This is a suicide aka reduction print. Most of my other prints are multi-block color prints. There are pros and cons to each type. With multi-block prints, I carve a separate block for each color in the print. Because the blocks are not destroyed in the process, I can print larger editions, and make color changes at will. The negatives are that it is more difficult to have many colors per print, since carving separate blocks for each becomes more and more work. Also, linoleum blocks aren't cheap, so each block is an expense. A suicide print is carved from one block. Think of that, just one block for many colors! "Fighting Cats" is already up to 4 colors and will probably end up having around 14 colors. How is this possible? Magic, people, MAGIC! Trying to explain the process of reduction printing is daunting, but I will try. The reason it is called suicide printing is that the block is destroyed, step by step, through the printing process. At the very beginning, I have to decide how many finished prints I want, and that is all there will ever be of that image. With multi-block prints, I can decide to make an edition of 50 or 100, because I can print 10 now and as they sell off, go back and print another 10, etc. until the edition is complete. Suicide prints are printed all at once, so my editions are a lot smaller. There are 16 "Fighting Cats" prints in the edition, that's about the maximum number I can handle inking and printing per printing session. After deciding how many prints to make, I sketch the image onto one linoleum block. If there are any white spots in the sketch, I carve all the white areas out of my block. Then I will print the lightest color in the image. In "Fighting Cats," I mixed a pale yellow ink and rolled it onto the entire block, then printed it on all 16 sheets of paper. I let the prints dry overnight. Next, I carve from the block all the parts of the image that I want to remain pale yellow. Since they are carved out, the next layers of ink won't overlay and hide those areas. Then I roll the block with bright yellow and print all 16 prints again. Allow the prints to dry overnight.
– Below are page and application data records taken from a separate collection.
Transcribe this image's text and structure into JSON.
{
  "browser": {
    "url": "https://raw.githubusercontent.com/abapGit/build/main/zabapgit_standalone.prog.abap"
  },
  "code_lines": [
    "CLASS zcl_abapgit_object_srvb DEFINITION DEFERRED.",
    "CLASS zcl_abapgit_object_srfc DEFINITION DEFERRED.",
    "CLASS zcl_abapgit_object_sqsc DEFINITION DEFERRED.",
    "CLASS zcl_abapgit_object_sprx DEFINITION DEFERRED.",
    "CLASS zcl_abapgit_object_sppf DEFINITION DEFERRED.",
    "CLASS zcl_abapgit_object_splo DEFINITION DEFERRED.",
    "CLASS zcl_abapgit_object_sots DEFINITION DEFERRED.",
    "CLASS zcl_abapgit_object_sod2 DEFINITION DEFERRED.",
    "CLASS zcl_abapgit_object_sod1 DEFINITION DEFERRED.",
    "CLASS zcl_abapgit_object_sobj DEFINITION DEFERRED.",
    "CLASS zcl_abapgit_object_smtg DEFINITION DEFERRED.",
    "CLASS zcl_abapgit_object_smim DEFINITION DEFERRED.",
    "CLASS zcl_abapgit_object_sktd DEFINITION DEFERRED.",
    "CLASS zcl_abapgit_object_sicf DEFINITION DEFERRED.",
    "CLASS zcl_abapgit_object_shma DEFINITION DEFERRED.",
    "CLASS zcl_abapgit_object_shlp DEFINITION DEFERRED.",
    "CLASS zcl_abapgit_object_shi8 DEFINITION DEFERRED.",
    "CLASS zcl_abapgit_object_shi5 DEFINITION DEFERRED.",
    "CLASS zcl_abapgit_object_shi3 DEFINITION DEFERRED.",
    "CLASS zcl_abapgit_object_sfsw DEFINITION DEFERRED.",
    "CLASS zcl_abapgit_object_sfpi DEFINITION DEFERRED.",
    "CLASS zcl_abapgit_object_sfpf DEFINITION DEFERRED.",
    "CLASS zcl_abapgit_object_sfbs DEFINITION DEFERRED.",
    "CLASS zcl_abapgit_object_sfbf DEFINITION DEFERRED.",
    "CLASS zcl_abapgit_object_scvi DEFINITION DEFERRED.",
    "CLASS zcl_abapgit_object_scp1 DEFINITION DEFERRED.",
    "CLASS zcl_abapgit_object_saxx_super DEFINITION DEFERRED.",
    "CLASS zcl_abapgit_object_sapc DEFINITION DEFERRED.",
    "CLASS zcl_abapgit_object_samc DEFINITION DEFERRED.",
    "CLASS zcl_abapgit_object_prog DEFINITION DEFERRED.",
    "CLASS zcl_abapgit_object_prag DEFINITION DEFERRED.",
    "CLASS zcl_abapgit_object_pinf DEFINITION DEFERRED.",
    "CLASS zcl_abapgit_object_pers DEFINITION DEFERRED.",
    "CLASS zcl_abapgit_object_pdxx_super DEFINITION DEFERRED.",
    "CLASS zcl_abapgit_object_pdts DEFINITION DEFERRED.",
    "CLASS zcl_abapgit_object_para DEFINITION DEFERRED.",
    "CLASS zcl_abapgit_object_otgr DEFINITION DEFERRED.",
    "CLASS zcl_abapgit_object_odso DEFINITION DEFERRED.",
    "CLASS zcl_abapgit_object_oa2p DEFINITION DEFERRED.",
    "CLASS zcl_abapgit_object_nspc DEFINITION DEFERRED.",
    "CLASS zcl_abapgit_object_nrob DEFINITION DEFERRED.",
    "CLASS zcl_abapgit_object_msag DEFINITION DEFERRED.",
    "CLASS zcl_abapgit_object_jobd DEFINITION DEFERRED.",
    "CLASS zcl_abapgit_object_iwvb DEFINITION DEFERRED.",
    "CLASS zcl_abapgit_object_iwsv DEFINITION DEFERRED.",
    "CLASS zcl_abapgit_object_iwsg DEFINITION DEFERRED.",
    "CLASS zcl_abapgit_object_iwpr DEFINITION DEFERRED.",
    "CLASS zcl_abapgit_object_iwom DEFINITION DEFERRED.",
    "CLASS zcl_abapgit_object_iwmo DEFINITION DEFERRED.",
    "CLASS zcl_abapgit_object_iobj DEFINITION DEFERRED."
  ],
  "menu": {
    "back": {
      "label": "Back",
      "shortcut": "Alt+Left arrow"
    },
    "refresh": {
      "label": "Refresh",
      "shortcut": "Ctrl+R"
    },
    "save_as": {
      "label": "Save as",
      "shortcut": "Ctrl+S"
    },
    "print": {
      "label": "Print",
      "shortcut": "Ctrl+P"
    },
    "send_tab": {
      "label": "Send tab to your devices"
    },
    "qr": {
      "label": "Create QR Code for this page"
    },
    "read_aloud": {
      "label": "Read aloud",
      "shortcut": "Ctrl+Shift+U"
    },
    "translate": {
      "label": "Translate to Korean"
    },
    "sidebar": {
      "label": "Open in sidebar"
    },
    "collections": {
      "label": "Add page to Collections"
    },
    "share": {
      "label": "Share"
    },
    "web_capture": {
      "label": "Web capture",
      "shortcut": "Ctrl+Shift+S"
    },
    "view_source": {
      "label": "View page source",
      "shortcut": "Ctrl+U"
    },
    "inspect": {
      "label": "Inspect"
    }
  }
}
Meanwhile, I carve away the sections of the block that I want to keep yellow. The third color I printed was orange. Follow the same procedure: print orange, then carve away the areas that will remain orange, ad infinitum. As things progress, more and more of the block has been carved away until ultimately it is destroyed. The prints will take longer to dry as the layers of ink build up. I tend to print from lightest color ink to darkest, but not always. I take into consideration what happens when certain colors overlay each other, for example overlaying green with red will dull the red because they are complementary colors. There are lots of things to think about, and I can't go back and change what's already been printed. That makes it an exciting challenge, and I love how the image reveals itself gradually through each color layer.
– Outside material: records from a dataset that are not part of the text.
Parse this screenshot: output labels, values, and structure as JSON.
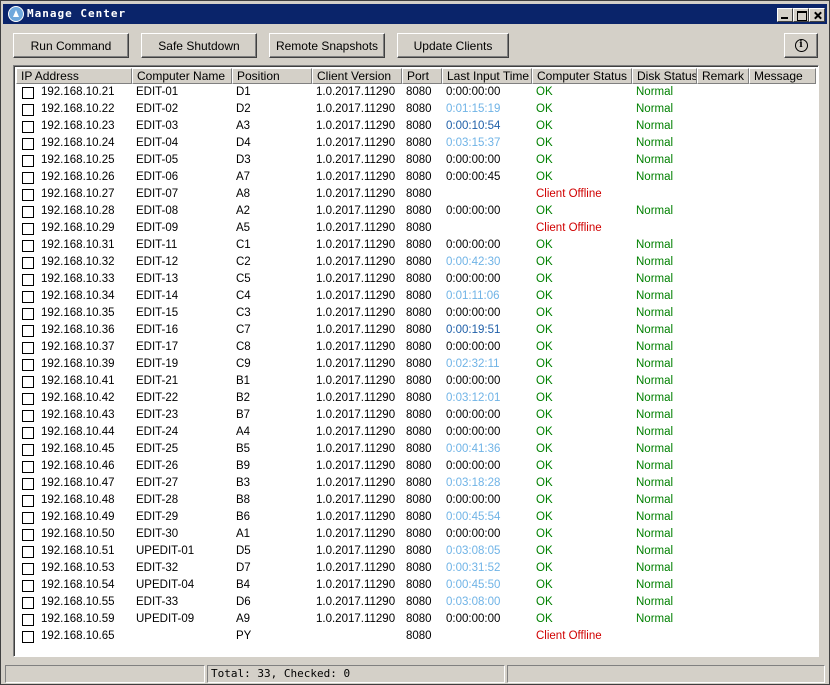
{
  "window": {
    "title": "Manage Center"
  },
  "toolbar": {
    "run_command": "Run Command",
    "safe_shutdown": "Safe Shutdown",
    "remote_snapshots": "Remote Snapshots",
    "update_clients": "Update Clients",
    "info_glyph": "i"
  },
  "table": {
    "columns": [
      "IP Address",
      "Computer Name",
      "Position",
      "Client Version",
      "Port",
      "Last Input Time",
      "Computer Status",
      "Disk Status",
      "Remark",
      "Message"
    ],
    "rows": [
      {
        "ip": "192.168.10.21",
        "name": "EDIT-01",
        "pos": "D1",
        "ver": "1.0.2017.11290",
        "port": "8080",
        "last": "0:00:00:00",
        "last_style": "black",
        "status": "OK",
        "disk": "Normal"
      },
      {
        "ip": "192.168.10.22",
        "name": "EDIT-02",
        "pos": "D2",
        "ver": "1.0.2017.11290",
        "port": "8080",
        "last": "0:01:15:19",
        "last_style": "light",
        "status": "OK",
        "disk": "Normal"
      },
      {
        "ip": "192.168.10.23",
        "name": "EDIT-03",
        "pos": "A3",
        "ver": "1.0.2017.11290",
        "port": "8080",
        "last": "0:00:10:54",
        "last_style": "blue",
        "status": "OK",
        "disk": "Normal"
      },
      {
        "ip": "192.168.10.24",
        "name": "EDIT-04",
        "pos": "D4",
        "ver": "1.0.2017.11290",
        "port": "8080",
        "last": "0:03:15:37",
        "last_style": "light",
        "status": "OK",
        "disk": "Normal"
      },
      {
        "ip": "192.168.10.25",
        "name": "EDIT-05",
        "pos": "D3",
        "ver": "1.0.2017.11290",
        "port": "8080",
        "last": "0:00:00:00",
        "last_style": "black",
        "status": "OK",
        "disk": "Normal"
      },
      {
        "ip": "192.168.10.26",
        "name": "EDIT-06",
        "pos": "A7",
        "ver": "1.0.2017.11290",
        "port": "8080",
        "last": "0:00:00:45",
        "last_style": "black",
        "status": "OK",
        "disk": "Normal"
      },
      {
        "ip": "192.168.10.27",
        "name": "EDIT-07",
        "pos": "A8",
        "ver": "1.0.2017.11290",
        "port": "8080",
        "last": "",
        "last_style": "black",
        "status": "Client Offline",
        "disk": ""
      },
      {
        "ip": "192.168.10.28",
        "name": "EDIT-08",
        "pos": "A2",
        "ver": "1.0.2017.11290",
        "port": "8080",
        "last": "0:00:00:00",
        "last_style": "black",
        "status": "OK",
        "disk": "Normal"
      },
      {
        "ip": "192.168.10.29",
        "name": "EDIT-09",
        "pos": "A5",
        "ver": "1.0.2017.11290",
        "port": "8080",
        "last": "",
        "last_style": "black",
        "status": "Client Offline",
        "disk": ""
      },
      {
        "ip": "192.168.10.31",
        "name": "EDIT-11",
        "pos": "C1",
        "ver": "1.0.2017.11290",
        "port": "8080",
        "last": "0:00:00:00",
        "last_style": "black",
        "status": "OK",
        "disk": "Normal"
      },
      {
        "ip": "192.168.10.32",
        "name": "EDIT-12",
        "pos": "C2",
        "ver": "1.0.2017.11290",
        "port": "8080",
        "last": "0:00:42:30",
        "last_style": "light",
        "status": "OK",
        "disk": "Normal"
      },
      {
        "ip": "192.168.10.33",
        "name": "EDIT-13",
        "pos": "C5",
        "ver": "1.0.2017.11290",
        "port": "8080",
        "last": "0:00:00:00",
        "last_style": "black",
        "status": "OK",
        "disk": "Normal"
      },
      {
        "ip": "192.168.10.34",
        "name": "EDIT-14",
        "pos": "C4",
        "ver": "1.0.2017.11290",
        "port": "8080",
        "last": "0:01:11:06",
        "last_style": "light",
        "status": "OK",
        "disk": "Normal"
      },
      {
        "ip": "192.168.10.35",
        "name": "EDIT-15",
        "pos": "C3",
        "ver": "1.0.2017.11290",
        "port": "8080",
        "last": "0:00:00:00",
        "last_style": "black",
        "status": "OK",
        "disk": "Normal"
      },
      {
        "ip": "192.168.10.36",
        "name": "EDIT-16",
        "pos": "C7",
        "ver": "1.0.2017.11290",
        "port": "8080",
        "last": "0:00:19:51",
        "last_style": "blue",
        "status": "OK",
        "disk": "Normal"
      },
      {
        "ip": "192.168.10.37",
        "name": "EDIT-17",
        "pos": "C8",
        "ver": "1.0.2017.11290",
        "port": "8080",
        "last": "0:00:00:00",
        "last_style": "black",
        "status": "OK",
        "disk": "Normal"
      },
      {
        "ip": "192.168.10.39",
        "name": "EDIT-19",
        "pos": "C9",
        "ver": "1.0.2017.11290",
        "port": "8080",
        "last": "0:02:32:11",
        "last_style": "light",
        "status": "OK",
        "disk": "Normal"
      },
      {
        "ip": "192.168.10.41",
        "name": "EDIT-21",
        "pos": "B1",
        "ver": "1.0.2017.11290",
        "port": "8080",
        "last": "0:00:00:00",
        "last_style": "black",
        "status": "OK",
        "disk": "Normal"
      },
      {
        "ip": "192.168.10.42",
        "name": "EDIT-22",
        "pos": "B2",
        "ver": "1.0.2017.11290",
        "port": "8080",
        "last": "0:03:12:01",
        "last_style": "light",
        "status": "OK",
        "disk": "Normal"
      },
      {
        "ip": "192.168.10.43",
        "name": "EDIT-23",
        "pos": "B7",
        "ver": "1.0.2017.11290",
        "port": "8080",
        "last": "0:00:00:00",
        "last_style": "black",
        "status": "OK",
        "disk": "Normal"
      },
      {
        "ip": "192.168.10.44",
        "name": "EDIT-24",
        "pos": "A4",
        "ver": "1.0.2017.11290",
        "port": "8080",
        "last": "0:00:00:00",
        "last_style": "black",
        "status": "OK",
        "disk": "Normal"
      },
      {
        "ip": "192.168.10.45",
        "name": "EDIT-25",
        "pos": "B5",
        "ver": "1.0.2017.11290",
        "port": "8080",
        "last": "0:00:41:36",
        "last_style": "light",
        "status": "OK",
        "disk": "Normal"
      },
      {
        "ip": "192.168.10.46",
        "name": "EDIT-26",
        "pos": "B9",
        "ver": "1.0.2017.11290",
        "port": "8080",
        "last": "0:00:00:00",
        "last_style": "black",
        "status": "OK",
        "disk": "Normal"
      },
      {
        "ip": "192.168.10.47",
        "name": "EDIT-27",
        "pos": "B3",
        "ver": "1.0.2017.11290",
        "port": "8080",
        "last": "0:03:18:28",
        "last_style": "light",
        "status": "OK",
        "disk": "Normal"
      },
      {
        "ip": "192.168.10.48",
        "name": "EDIT-28",
        "pos": "B8",
        "ver": "1.0.2017.11290",
        "port": "8080",
        "last": "0:00:00:00",
        "last_style": "black",
        "status": "OK",
        "disk": "Normal"
      },
      {
        "ip": "192.168.10.49",
        "name": "EDIT-29",
        "pos": "B6",
        "ver": "1.0.2017.11290",
        "port": "8080",
        "last": "0:00:45:54",
        "last_style": "light",
        "status": "OK",
        "disk": "Normal"
      },
      {
        "ip": "192.168.10.50",
        "name": "EDIT-30",
        "pos": "A1",
        "ver": "1.0.2017.11290",
        "port": "8080",
        "last": "0:00:00:00",
        "last_style": "black",
        "status": "OK",
        "disk": "Normal"
      },
      {
        "ip": "192.168.10.51",
        "name": "UPEDIT-01",
        "pos": "D5",
        "ver": "1.0.2017.11290",
        "port": "8080",
        "last": "0:03:08:05",
        "last_style": "light",
        "status": "OK",
        "disk": "Normal"
      },
      {
        "ip": "192.168.10.53",
        "name": "EDIT-32",
        "pos": "D7",
        "ver": "1.0.2017.11290",
        "port": "8080",
        "last": "0:00:31:52",
        "last_style": "light",
        "status": "OK",
        "disk": "Normal"
      },
      {
        "ip": "192.168.10.54",
        "name": "UPEDIT-04",
        "pos": "B4",
        "ver": "1.0.2017.11290",
        "port": "8080",
        "last": "0:00:45:50",
        "last_style": "light",
        "status": "OK",
        "disk": "Normal"
      },
      {
        "ip": "192.168.10.55",
        "name": "EDIT-33",
        "pos": "D6",
        "ver": "1.0.2017.11290",
        "port": "8080",
        "last": "0:03:08:00",
        "last_style": "light",
        "status": "OK",
        "disk": "Normal"
      },
      {
        "ip": "192.168.10.59",
        "name": "UPEDIT-09",
        "pos": "A9",
        "ver": "1.0.2017.11290",
        "port": "8080",
        "last": "0:00:00:00",
        "last_style": "black",
        "status": "OK",
        "disk": "Normal"
      },
      {
        "ip": "192.168.10.65",
        "name": "",
        "pos": "PY",
        "ver": "",
        "port": "8080",
        "last": "",
        "last_style": "black",
        "status": "Client Offline",
        "disk": ""
      }
    ]
  },
  "status_bar": {
    "summary": "Total: 33, Checked: 0"
  },
  "colors": {
    "ok": "#008000",
    "offline": "#d00000",
    "title_bar": "#0a246a",
    "time_recent": "#1f5fa8",
    "time_idle": "#6fb3e6"
  },
  "icons": {
    "app": "app-logo-icon",
    "info": "info-icon"
  }
}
With 2 shows and a studio tour going on in September and early October (please forgive my humble brag), I haven't had much time to work on the stag print. Here's the first proof I ran, showing the gray and black blocks printed together. I have another block to print, for the yellow UFO light beams, stag eyes, and the lower portion will be rolled up in light gray ink and carved into tendrils of mist pooling at the stag's hooves. I forced myself to take a week off after the Tour, but I can't wait to finish this guy up and frame him.